---- MATERIALS PROVIDED

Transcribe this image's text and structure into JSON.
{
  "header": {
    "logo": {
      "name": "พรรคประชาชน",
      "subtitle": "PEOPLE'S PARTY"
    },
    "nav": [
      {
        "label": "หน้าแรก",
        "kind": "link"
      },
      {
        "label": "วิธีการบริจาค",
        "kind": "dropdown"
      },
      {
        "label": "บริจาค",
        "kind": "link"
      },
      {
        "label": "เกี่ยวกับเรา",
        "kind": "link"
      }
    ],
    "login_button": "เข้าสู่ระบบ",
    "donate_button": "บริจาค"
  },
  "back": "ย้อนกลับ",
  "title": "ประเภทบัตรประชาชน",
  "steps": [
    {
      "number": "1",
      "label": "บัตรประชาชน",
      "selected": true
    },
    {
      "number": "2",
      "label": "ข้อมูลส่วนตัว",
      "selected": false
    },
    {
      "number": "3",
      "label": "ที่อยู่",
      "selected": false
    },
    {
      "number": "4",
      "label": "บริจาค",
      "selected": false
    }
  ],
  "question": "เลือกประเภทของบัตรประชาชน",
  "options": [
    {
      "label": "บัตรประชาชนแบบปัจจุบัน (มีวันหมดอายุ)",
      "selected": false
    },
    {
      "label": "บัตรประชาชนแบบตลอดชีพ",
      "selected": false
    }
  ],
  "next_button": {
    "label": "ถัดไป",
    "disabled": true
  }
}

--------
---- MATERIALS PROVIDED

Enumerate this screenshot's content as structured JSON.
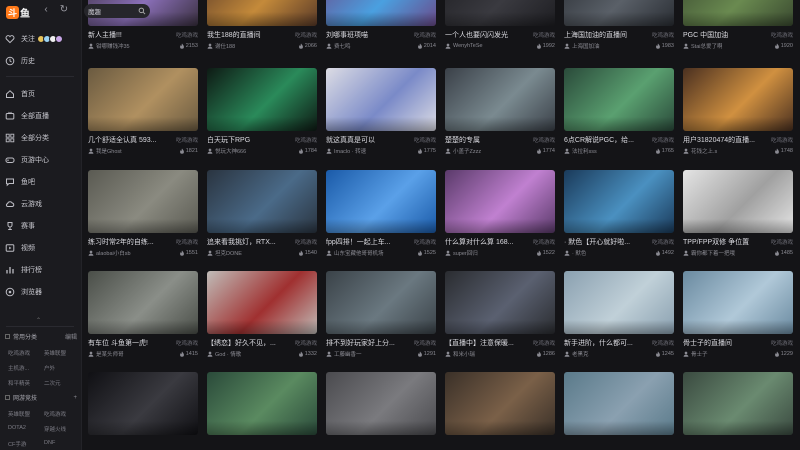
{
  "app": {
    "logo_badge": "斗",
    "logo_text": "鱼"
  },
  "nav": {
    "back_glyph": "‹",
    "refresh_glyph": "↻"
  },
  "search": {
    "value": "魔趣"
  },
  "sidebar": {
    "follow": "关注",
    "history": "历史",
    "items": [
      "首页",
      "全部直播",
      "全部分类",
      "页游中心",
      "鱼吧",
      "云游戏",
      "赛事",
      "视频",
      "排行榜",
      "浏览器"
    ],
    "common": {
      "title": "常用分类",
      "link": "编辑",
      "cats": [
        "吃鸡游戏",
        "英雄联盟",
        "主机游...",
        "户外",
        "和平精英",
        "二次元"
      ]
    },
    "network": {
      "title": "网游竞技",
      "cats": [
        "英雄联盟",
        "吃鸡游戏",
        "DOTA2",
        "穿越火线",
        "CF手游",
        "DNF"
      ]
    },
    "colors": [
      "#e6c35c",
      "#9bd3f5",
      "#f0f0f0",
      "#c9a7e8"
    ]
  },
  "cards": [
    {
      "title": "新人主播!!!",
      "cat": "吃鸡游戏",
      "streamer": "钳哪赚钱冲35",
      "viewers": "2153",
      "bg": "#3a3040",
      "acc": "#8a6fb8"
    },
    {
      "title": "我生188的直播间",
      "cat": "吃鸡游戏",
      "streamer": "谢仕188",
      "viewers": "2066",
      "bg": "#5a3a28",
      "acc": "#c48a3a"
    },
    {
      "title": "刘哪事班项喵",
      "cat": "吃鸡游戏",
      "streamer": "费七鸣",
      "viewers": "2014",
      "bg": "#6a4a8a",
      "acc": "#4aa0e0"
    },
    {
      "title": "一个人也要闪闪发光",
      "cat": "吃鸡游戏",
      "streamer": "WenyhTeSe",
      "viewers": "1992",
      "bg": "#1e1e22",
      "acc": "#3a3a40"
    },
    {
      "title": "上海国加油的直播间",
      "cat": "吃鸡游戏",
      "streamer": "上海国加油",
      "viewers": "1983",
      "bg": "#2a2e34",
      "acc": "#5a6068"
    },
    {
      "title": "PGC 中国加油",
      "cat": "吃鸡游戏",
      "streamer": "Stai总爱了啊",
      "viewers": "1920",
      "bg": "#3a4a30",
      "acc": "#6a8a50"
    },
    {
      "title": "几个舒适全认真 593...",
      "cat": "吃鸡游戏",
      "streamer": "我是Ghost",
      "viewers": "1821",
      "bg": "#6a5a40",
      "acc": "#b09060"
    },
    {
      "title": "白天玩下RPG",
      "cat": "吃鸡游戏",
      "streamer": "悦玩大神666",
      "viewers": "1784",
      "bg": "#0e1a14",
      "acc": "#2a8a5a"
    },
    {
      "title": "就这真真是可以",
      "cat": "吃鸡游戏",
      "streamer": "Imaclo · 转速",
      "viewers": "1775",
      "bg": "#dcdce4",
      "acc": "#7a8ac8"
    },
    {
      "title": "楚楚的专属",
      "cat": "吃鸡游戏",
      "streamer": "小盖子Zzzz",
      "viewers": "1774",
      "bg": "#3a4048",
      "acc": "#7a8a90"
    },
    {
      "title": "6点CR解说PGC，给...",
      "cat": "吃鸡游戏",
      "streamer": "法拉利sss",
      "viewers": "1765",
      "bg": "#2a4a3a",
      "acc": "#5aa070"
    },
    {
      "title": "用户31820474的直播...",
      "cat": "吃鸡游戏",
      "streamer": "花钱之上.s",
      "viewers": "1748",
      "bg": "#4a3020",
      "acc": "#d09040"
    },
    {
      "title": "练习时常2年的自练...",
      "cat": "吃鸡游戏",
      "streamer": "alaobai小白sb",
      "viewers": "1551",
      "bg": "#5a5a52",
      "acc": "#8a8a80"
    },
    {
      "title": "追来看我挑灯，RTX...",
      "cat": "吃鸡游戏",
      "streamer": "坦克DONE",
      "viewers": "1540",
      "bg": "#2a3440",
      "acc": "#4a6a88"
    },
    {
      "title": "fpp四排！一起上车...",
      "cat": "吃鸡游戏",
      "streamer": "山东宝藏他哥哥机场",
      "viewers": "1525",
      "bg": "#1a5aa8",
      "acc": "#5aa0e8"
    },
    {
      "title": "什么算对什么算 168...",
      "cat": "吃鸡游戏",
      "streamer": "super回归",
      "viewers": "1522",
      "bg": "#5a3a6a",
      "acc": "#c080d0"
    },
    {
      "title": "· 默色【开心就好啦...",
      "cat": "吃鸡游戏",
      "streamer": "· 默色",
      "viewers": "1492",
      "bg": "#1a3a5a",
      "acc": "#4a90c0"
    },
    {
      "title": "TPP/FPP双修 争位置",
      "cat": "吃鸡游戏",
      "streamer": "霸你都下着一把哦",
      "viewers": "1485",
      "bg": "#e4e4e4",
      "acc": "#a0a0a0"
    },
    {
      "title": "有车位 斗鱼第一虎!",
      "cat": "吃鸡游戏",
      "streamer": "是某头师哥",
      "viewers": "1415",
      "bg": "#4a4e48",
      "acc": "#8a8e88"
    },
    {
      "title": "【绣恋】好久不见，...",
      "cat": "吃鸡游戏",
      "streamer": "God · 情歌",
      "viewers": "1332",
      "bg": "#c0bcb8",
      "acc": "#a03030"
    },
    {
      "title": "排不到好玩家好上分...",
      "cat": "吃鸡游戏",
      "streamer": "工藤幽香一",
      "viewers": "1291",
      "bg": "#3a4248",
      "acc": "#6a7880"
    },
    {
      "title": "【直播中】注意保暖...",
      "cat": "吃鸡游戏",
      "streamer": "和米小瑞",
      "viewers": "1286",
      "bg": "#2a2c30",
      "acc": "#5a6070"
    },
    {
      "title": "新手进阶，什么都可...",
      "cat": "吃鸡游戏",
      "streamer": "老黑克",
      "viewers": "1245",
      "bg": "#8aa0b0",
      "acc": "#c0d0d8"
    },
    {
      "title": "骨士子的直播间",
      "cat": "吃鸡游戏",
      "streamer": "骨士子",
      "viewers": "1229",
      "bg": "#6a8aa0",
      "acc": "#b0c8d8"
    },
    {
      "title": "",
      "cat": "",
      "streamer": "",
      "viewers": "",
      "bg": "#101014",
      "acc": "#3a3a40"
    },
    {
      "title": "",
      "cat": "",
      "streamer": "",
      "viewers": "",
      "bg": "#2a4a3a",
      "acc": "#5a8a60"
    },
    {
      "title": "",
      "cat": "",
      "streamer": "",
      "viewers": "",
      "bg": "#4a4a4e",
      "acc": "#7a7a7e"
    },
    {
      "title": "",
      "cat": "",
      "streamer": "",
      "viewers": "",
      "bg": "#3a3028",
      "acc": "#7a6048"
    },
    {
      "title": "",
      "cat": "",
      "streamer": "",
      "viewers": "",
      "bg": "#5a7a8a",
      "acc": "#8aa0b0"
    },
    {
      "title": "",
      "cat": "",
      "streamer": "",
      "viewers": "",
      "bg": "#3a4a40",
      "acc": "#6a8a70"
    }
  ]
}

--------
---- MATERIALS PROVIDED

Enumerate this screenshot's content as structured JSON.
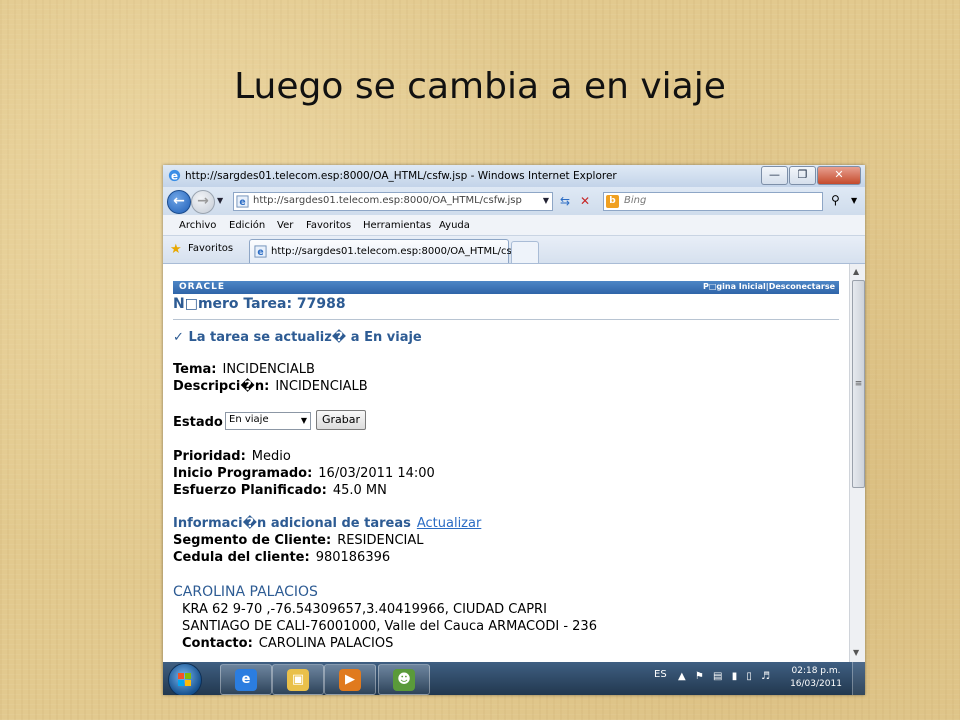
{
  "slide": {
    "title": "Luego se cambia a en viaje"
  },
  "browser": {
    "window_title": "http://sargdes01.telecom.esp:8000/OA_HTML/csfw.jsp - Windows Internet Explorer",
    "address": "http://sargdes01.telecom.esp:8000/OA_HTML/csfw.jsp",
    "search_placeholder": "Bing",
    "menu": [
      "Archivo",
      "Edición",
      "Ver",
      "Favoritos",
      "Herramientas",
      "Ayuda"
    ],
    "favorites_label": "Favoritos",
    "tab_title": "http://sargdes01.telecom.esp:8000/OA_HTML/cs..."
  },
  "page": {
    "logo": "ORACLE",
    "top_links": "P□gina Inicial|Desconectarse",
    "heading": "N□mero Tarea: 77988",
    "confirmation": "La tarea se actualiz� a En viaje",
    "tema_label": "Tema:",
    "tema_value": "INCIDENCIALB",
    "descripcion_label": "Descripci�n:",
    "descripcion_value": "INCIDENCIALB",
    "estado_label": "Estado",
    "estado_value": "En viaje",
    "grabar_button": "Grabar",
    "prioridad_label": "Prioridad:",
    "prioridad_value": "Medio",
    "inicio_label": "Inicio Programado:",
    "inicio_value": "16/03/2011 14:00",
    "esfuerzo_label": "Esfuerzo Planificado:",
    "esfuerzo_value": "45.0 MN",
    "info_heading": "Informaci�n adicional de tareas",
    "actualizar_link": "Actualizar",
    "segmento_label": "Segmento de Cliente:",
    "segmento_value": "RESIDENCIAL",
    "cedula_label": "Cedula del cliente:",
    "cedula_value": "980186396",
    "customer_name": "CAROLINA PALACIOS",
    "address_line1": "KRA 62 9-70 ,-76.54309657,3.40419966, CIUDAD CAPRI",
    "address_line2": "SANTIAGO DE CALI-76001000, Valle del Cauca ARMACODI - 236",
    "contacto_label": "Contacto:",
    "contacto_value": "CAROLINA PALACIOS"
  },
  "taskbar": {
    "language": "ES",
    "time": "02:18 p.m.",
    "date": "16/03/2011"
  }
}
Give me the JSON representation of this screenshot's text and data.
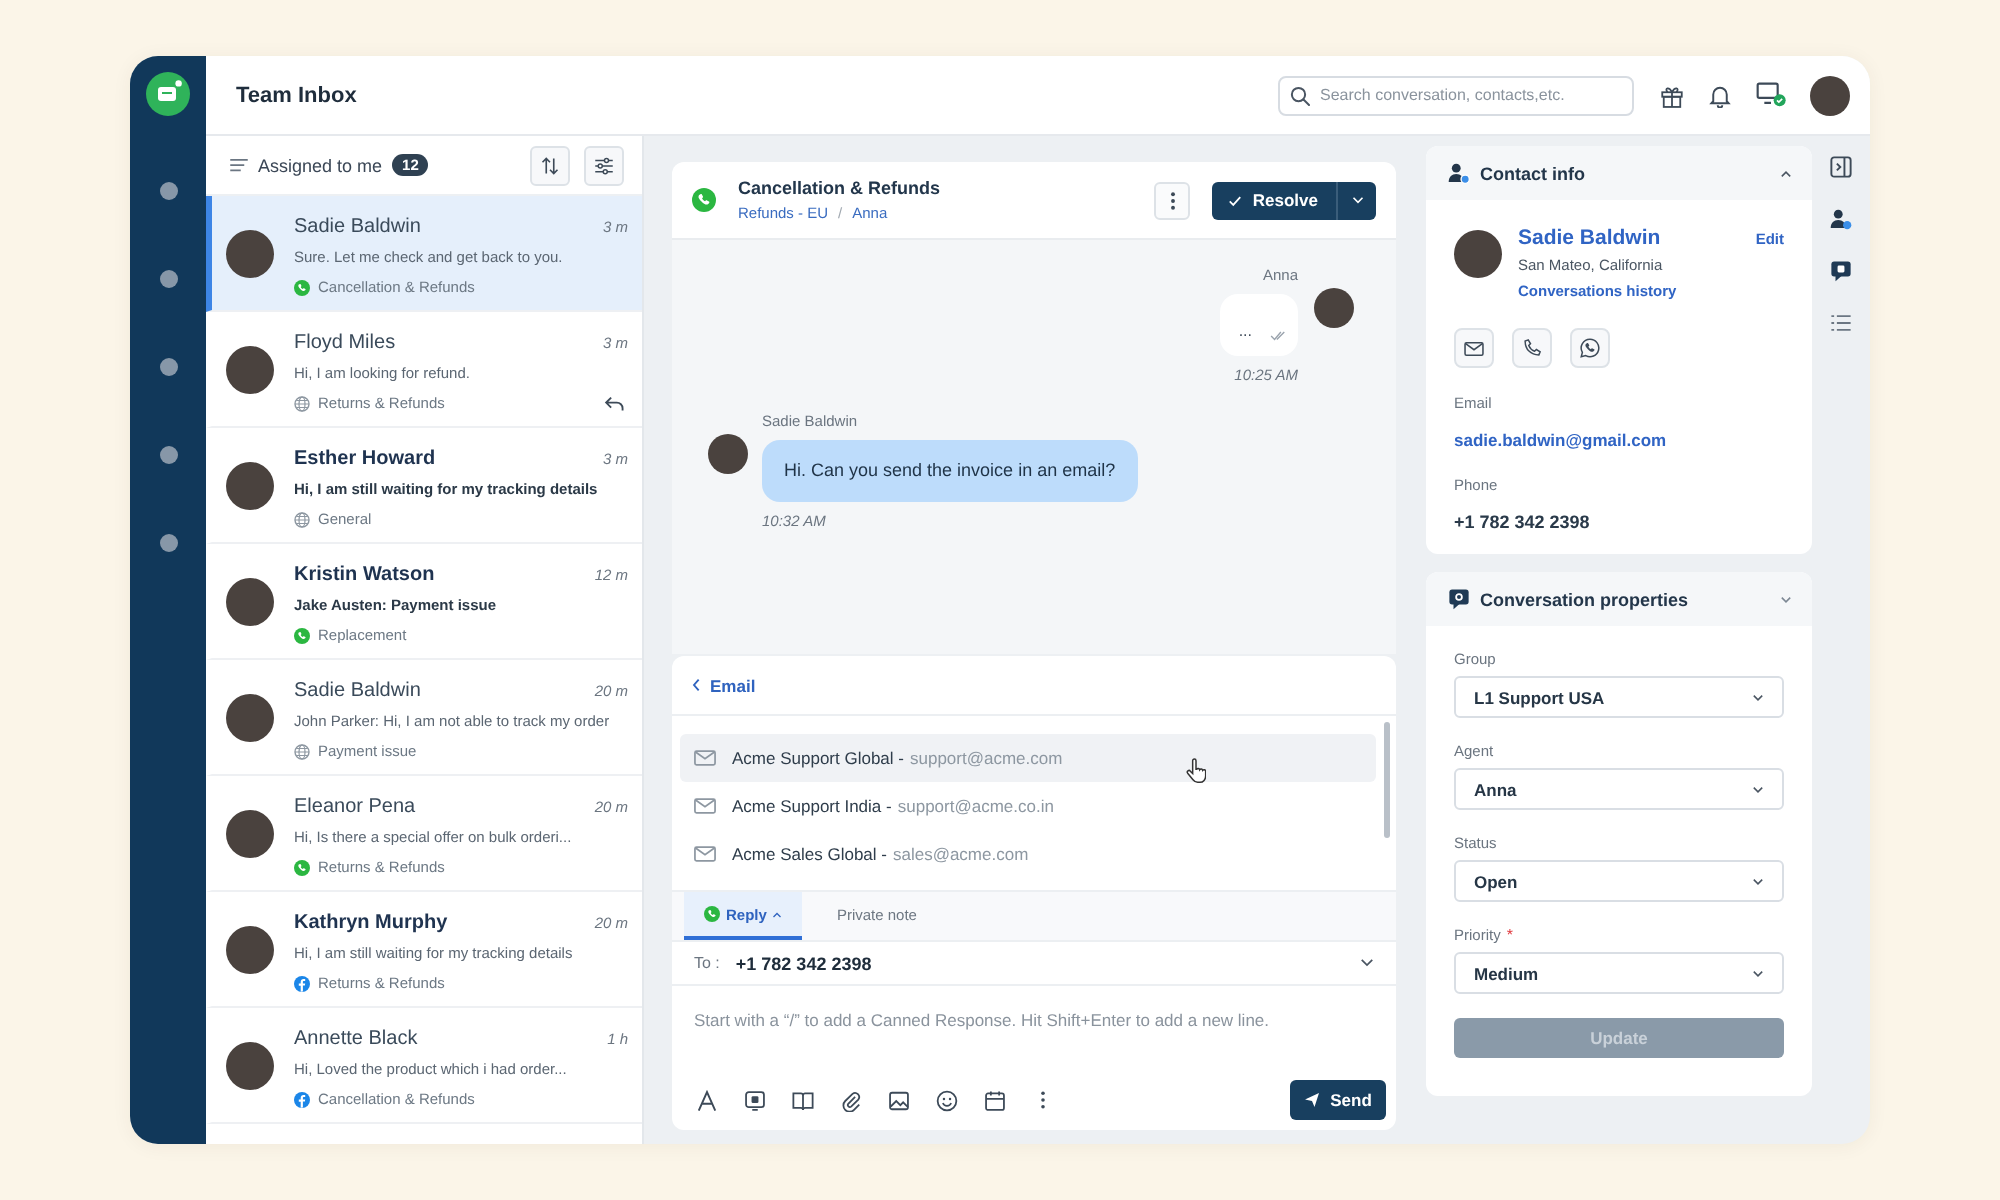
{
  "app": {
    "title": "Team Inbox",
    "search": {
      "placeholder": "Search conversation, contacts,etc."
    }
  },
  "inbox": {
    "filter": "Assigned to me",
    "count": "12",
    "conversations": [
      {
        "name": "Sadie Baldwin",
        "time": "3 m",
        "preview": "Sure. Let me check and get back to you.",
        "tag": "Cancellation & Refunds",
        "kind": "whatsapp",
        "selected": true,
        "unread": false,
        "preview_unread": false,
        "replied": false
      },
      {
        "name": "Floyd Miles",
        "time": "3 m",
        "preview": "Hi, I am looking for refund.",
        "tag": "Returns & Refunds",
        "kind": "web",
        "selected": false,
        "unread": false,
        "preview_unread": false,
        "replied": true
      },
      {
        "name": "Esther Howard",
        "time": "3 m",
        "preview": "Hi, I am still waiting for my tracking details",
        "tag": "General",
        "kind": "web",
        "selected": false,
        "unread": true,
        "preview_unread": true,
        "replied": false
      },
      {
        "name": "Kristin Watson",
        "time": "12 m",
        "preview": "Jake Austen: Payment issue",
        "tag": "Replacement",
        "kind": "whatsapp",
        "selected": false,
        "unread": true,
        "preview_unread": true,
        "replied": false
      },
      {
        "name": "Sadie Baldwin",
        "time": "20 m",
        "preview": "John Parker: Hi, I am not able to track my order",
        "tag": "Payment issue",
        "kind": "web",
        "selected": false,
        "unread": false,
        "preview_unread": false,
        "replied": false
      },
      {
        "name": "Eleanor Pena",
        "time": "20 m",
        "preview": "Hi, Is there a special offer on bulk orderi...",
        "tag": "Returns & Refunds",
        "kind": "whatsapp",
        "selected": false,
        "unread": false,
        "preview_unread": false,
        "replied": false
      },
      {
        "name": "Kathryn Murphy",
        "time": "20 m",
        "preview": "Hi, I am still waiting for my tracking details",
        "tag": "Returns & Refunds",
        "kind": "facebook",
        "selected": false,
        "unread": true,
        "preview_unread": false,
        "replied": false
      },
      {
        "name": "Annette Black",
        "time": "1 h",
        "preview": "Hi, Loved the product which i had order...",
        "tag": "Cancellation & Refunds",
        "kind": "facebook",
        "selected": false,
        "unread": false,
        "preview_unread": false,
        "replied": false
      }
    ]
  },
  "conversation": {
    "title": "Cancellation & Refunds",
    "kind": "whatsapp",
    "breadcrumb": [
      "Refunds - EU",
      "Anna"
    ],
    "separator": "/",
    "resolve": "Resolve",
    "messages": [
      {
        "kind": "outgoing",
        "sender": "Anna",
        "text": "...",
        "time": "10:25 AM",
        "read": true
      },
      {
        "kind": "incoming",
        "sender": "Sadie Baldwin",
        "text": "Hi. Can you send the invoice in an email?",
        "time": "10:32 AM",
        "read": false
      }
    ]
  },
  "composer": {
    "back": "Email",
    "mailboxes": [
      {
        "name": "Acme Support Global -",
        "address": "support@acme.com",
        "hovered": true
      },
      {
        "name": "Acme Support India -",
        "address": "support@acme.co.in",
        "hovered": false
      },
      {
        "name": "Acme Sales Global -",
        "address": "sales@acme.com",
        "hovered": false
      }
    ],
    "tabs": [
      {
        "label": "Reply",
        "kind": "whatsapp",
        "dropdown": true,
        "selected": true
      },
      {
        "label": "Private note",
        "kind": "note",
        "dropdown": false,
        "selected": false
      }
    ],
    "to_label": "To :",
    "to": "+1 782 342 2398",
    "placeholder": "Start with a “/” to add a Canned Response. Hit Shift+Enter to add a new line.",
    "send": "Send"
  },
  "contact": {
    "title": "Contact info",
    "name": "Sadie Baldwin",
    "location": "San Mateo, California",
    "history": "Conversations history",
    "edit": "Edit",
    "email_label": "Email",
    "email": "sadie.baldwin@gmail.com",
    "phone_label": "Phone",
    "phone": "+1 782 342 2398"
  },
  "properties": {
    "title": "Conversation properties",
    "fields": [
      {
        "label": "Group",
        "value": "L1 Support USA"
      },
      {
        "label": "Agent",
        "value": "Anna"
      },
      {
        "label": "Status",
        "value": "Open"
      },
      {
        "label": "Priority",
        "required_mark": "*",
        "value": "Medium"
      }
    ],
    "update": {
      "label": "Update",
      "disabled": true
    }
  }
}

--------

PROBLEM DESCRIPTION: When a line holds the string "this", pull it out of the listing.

TASK RESPONSE:
Transcribe this image's text and structure into JSON.
Enumerate this screenshot's content as structured JSON.
Enumerate this screenshot's content as structured JSON.
Give me the JSON representation of this screenshot's text and data.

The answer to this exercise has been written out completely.